Website and app data records

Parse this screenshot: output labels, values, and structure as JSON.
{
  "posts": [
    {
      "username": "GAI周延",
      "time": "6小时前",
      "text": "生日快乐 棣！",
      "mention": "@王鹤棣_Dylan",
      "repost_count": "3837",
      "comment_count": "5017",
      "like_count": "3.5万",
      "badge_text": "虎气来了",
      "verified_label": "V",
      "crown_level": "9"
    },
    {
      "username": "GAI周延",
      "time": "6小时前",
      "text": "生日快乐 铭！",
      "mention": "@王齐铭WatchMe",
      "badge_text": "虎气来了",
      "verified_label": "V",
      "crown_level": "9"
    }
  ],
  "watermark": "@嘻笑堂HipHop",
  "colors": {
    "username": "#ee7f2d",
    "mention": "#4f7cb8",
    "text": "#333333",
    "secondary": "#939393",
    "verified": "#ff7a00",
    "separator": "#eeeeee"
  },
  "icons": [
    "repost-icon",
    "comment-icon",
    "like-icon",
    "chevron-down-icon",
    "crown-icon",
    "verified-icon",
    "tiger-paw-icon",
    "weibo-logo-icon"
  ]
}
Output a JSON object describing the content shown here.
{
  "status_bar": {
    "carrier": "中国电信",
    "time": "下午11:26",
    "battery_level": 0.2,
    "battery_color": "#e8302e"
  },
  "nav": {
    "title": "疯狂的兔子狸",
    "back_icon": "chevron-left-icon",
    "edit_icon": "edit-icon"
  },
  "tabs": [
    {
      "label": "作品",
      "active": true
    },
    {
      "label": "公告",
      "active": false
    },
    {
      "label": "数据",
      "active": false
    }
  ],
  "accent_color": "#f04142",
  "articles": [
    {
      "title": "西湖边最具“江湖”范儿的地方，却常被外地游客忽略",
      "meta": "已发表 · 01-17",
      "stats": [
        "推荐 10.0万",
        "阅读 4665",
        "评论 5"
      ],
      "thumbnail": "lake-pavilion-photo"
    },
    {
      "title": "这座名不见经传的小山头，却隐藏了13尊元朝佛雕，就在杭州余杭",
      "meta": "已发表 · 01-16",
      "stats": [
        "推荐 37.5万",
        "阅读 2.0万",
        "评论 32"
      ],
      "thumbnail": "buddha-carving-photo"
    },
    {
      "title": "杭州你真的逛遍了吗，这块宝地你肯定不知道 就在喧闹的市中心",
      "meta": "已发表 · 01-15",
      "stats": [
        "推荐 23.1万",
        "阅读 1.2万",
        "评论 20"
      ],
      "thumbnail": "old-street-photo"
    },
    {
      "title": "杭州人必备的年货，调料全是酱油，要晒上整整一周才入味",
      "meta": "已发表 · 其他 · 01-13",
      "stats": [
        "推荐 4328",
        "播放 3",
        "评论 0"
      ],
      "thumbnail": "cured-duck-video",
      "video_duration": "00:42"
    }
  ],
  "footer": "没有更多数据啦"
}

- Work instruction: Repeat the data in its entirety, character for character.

- The completed task:
Parse this screenshot: output labels, values, and structure as JSON.
{
  "posts": [
    {
      "username": "GAI周延",
      "time": "6小时前",
      "text": "生日快乐 棣！",
      "mention": "@王鹤棣_Dylan",
      "repost_count": "3837",
      "comment_count": "5017",
      "like_count": "3.5万",
      "badge_text": "虎气来了",
      "verified_label": "V",
      "crown_level": "9"
    },
    {
      "username": "GAI周延",
      "time": "6小时前",
      "text": "生日快乐 铭！",
      "mention": "@王齐铭WatchMe",
      "badge_text": "虎气来了",
      "verified_label": "V",
      "crown_level": "9"
    }
  ],
  "watermark": "@嘻笑堂HipHop",
  "colors": {
    "username": "#ee7f2d",
    "mention": "#4f7cb8",
    "text": "#333333",
    "secondary": "#939393",
    "verified": "#ff7a00",
    "separator": "#eeeeee"
  },
  "icons": [
    "repost-icon",
    "comment-icon",
    "like-icon",
    "chevron-down-icon",
    "crown-icon",
    "verified-icon",
    "tiger-paw-icon",
    "weibo-logo-icon"
  ]
}
Output a JSON object describing the content shown here.
{
  "status_bar": {
    "carrier": "中国电信",
    "time": "下午11:26",
    "battery_level": 0.2,
    "battery_color": "#e8302e"
  },
  "nav": {
    "title": "疯狂的兔子狸",
    "back_icon": "chevron-left-icon",
    "edit_icon": "edit-icon"
  },
  "tabs": [
    {
      "label": "作品",
      "active": true
    },
    {
      "label": "公告",
      "active": false
    },
    {
      "label": "数据",
      "active": false
    }
  ],
  "accent_color": "#f04142",
  "articles": [
    {
      "title": "西湖边最具“江湖”范儿的地方，却常被外地游客忽略",
      "meta": "已发表 · 01-17",
      "stats": [
        "推荐 10.0万",
        "阅读 4665",
        "评论 5"
      ],
      "thumbnail": "lake-pavilion-photo"
    },
    {
      "title": "这座名不见经传的小山头，却隐藏了13尊元朝佛雕，就在杭州余杭",
      "meta": "已发表 · 01-16",
      "stats": [
        "推荐 37.5万",
        "阅读 2.0万",
        "评论 32"
      ],
      "thumbnail": "buddha-carving-photo"
    },
    {
      "title": "杭州你真的逛遍了吗，这块宝地你肯定不知道 就在喧闹的市中心",
      "meta": "已发表 · 01-15",
      "stats": [
        "推荐 23.1万",
        "阅读 1.2万",
        "评论 20"
      ],
      "thumbnail": "old-street-photo"
    },
    {
      "title": "杭州人必备的年货，调料全是酱油，要晒上整整一周才入味",
      "meta": "已发表 · 其他 · 01-13",
      "stats": [
        "推荐 4328",
        "播放 3",
        "评论 0"
      ],
      "thumbnail": "cured-duck-video",
      "video_duration": "00:42"
    }
  ],
  "footer": "没有更多数据啦"
}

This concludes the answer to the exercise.